In short, the NX is most readily compared with the ES sedan than the IS. It’s sporty, comfortable, and not devoid of swagger. Yet, unlike the IS, the NX doesn’t beat its chest too hard. The race inspiration doesn’t ooze out of the tuning. Instead, the NX is more traditional Lexus (well appointed, classic luxury) with a ting of energy.
The X FACTOR: F SPORT
In available F SPORT package, the NX most successfully matches its proposed dynamism. Though the horsepower is the same as in the 200t, the 200t F SPORT ups the ante in style. “BOLD” is an apt brand descriptor—the L-mesh grille gives the NX an aggressive authority. The interior also takes the F SPORT cues of quilted seats, instrument panel, and aluminum pedals inspired by the LFA.
With Active Sound Control, the 200t F SPORT also incorporates something missing from its siblings: ENGINE NOISE. A manual experience, the ASC pumps in an engine noise note that enhances the sporting ambition of the NX.
It looks better and sounds better. But, is the F SPORT a massive upgrade? In non-scientific testing (our drives) it seemed so. The fun comes in handling, much like in the hybrid compact CT model. Not a triumph, but certainly an indicator of the future of Lexus—not divorced from its core DNA, but also with an eye to attracting younger buyers. For our money, it’s the gem of the NX lineup.
The Bottom Line
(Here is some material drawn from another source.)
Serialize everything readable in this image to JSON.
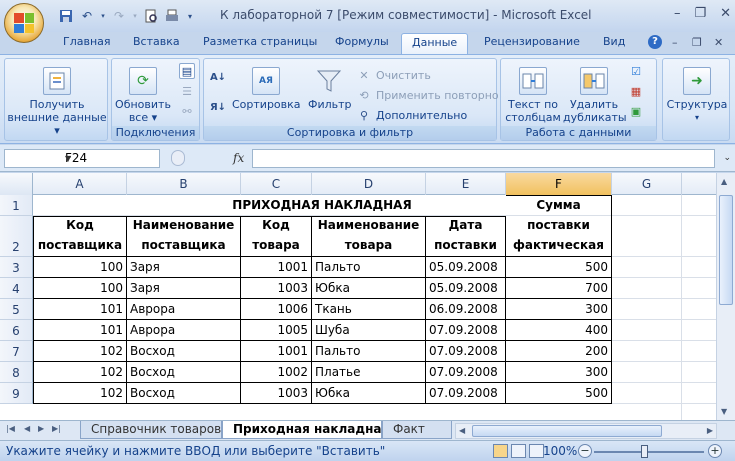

The NX won’t redefine the CUV category. But, tempering your expectations with the sport propositions will reveal a vehicle readily equipped for weekday and weekend life. It functions, thanks to Dynamic Cruise Control and device integration, as a soothing escape from daily stresses. In its ride, the NX also allows some of the same “breaking free of middle management” that caught our attention in the ES.